Other ways to run the same job#

Running the job directly from Python#

The job does not have to be executed from the command line. If you prefer to run the job directly from a Python environment, for example, you can easily do so. You can just instantiate the JobInfo and the desired recipe to run the job:

from mkite_core.models import JobInfo
from mkite_conformer.recipes.rdkit import ConformerGenerationRecipe

inputs = [{"smiles": "CN1C=NC2=C1C(=O)N(C(=O)N2C)C"}]
options = {"force_field": "mmff"}

# because we are going to specify the recipe, we do not
# have to specify it.
info = JobInfo(
recipe = ConformerGenerationRecipe(info)
results = recipe.run()

With the code above, we will generate the same JobResults that were previously in a JSON file, but now directly into the Python environment.

Not using mkite’s schema#

If you want to reuse the software, but not use mkite’s model schema to interact with the results, you can use the runners classes directly in each plugin. For example, the mkite_conformer.runners.rdkit.ConformerGenerator class enables generating a conformer directly from an rdkit.Chem.Mol. We can use that class directly in Python:

from mkite_conformer.runners.rdkit import ConformerGenerator

smiles = "CN1C=NC2=C1C(=O)N(C(=O)N2C)C"
confgen = ConformerGenerator.from_smiles(smiles)
mol, energies = confgen.run()

This independence between the runner, the recipe, and the job building enables mkite to be a fast tool for prototyping. At the same time, the framework is extensible and can be used for calculations at higher throughput.

Increasing the throughput#

Creating and executing several jobs#

Now that we have created the conformer for one molecule, it is very simple to extend that functionality for others. For example, if we wanted to increase the throughput of the calculations, we could create several JobInfo files. Say we wanted to create conformers for each of the molecules in the MD17 dataset from Chmiela et al. (2017). We can create different folders for each of the jobs and run them in parallel:

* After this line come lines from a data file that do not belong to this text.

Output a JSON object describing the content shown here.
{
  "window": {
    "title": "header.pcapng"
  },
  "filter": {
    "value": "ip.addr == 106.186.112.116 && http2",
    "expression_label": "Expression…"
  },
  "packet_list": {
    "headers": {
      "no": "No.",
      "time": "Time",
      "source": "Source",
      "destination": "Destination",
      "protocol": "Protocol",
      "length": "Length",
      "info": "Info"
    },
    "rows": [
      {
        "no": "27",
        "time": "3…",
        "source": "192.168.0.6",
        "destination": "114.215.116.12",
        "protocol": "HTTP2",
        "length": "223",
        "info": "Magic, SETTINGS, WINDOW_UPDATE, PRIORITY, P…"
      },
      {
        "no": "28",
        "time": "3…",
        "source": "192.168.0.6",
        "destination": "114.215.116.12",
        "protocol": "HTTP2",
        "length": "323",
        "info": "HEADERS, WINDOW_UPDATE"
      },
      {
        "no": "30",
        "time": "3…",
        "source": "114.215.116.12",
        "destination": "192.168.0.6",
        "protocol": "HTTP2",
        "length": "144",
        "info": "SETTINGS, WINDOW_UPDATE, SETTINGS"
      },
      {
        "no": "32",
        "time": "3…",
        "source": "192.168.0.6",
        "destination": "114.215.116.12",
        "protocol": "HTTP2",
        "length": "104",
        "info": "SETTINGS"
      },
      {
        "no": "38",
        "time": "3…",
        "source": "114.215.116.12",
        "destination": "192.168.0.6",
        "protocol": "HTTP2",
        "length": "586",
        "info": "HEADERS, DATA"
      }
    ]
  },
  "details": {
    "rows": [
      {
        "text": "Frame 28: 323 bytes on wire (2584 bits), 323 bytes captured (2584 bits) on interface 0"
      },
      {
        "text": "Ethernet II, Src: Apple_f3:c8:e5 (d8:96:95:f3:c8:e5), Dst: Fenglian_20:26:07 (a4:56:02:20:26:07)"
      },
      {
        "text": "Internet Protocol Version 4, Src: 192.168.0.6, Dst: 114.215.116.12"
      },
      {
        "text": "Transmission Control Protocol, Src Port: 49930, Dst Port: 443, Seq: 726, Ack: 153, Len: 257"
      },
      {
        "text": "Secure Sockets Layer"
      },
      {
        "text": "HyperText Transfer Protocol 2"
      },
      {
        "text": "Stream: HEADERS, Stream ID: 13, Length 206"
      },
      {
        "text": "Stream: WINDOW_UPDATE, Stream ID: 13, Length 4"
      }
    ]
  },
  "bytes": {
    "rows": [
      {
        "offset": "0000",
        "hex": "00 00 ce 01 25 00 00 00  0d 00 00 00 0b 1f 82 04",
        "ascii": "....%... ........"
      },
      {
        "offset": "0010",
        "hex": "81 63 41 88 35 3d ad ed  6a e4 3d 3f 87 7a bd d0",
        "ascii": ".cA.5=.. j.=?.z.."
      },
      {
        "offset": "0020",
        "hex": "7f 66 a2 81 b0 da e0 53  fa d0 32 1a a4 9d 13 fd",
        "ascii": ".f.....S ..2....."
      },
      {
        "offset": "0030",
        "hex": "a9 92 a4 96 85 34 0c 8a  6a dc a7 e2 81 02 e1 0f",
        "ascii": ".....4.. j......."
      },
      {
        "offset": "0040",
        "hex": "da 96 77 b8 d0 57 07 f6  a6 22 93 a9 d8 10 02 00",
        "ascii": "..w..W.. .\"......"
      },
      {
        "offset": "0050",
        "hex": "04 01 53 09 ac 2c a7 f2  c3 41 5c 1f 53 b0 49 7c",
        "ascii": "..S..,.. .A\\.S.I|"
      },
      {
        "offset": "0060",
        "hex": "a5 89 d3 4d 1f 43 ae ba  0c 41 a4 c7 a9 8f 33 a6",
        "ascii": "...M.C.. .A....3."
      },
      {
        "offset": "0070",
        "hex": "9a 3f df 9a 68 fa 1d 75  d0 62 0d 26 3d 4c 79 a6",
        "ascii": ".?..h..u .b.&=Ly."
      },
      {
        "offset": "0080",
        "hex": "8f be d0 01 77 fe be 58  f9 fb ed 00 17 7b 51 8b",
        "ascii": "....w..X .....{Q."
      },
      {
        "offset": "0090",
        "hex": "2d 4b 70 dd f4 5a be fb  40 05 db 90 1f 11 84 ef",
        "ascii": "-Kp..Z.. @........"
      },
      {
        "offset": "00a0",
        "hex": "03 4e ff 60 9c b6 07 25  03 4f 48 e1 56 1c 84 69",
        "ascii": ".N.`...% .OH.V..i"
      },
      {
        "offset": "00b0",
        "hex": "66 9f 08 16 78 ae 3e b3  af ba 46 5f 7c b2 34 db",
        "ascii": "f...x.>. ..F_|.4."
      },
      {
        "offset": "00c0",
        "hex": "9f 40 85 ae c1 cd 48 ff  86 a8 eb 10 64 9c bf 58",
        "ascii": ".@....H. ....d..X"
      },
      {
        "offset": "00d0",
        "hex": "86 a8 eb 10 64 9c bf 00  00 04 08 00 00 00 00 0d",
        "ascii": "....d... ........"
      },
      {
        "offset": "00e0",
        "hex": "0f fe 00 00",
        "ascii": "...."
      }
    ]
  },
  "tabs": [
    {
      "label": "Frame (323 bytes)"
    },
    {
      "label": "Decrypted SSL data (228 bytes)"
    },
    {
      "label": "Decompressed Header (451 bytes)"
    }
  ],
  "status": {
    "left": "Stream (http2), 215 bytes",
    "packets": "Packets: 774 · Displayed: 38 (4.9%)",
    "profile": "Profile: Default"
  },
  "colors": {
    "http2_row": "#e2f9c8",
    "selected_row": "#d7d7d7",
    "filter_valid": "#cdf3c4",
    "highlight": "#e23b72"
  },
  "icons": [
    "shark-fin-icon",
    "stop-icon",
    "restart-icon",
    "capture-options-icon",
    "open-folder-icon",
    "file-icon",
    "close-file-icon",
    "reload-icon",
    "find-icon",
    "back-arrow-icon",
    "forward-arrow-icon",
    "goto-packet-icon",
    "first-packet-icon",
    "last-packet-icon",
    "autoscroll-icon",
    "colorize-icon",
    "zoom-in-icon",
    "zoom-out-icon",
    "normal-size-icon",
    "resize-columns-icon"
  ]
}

import os
from mkite_core.models import JobInfo
from mkite_conformer.recipes.rdkit import ConformerGenerationRecipe

molecules = {
    "benzene": "c1ccccc1",
    "uracil": "O=C1NC=CC(=O)N1",
    "naphthalene": "c1ccc2ccccc2c1",
    "aspirin": "O=C(C)Oc1ccccc1C(=O)O",
    "salicylic acid": "O=C(O)c1ccccc1O",
    "malonaldehyde": "O=CC=O",
    "ethanol": "CC(O)C",
    "toluene": "Cc1ccccc1"
get_inputs = lambda smiles: [{"smiles": smiles}]
options = {"force_field": "mmff"}

for name, smiles in molecules.items():
    path = f"job_{name}"
    if not os.path.exists(path):

    info = JobInfo(
    info.to_json(os.path.join(path, "jobinfo.json"))

With all these jobs in their own directories, we can parallelize them by using a bash script:


for job_folder in job_*
    cd $job_folder
    kite run -i jobinfo.json &
    cd ..


This script runs all conformer generation jobs and waits for their completion.

What if I wanted to handle thousands of jobs?#

You could create thousands of files and use an excellent tool like GNU Parallel to perform your task. This would work well for conformer generation of small molecules. However, if you want to systematically perform many more calculations (or much slower ones, such as DFT for large systems) in an HPC environment, it is better to use a scheduler to execute that job. With the scheduler, many other questions would emerge, such as:

  • How to manage the job submission after they have been created?

  • How to save the results of calculations for later?

  • How to handle different schedulers and clusters?

This is where this quickstart stops. For more on the questions above and how to perform high-throughput calculations using mkite, proceed to the Basic mkite tutorial.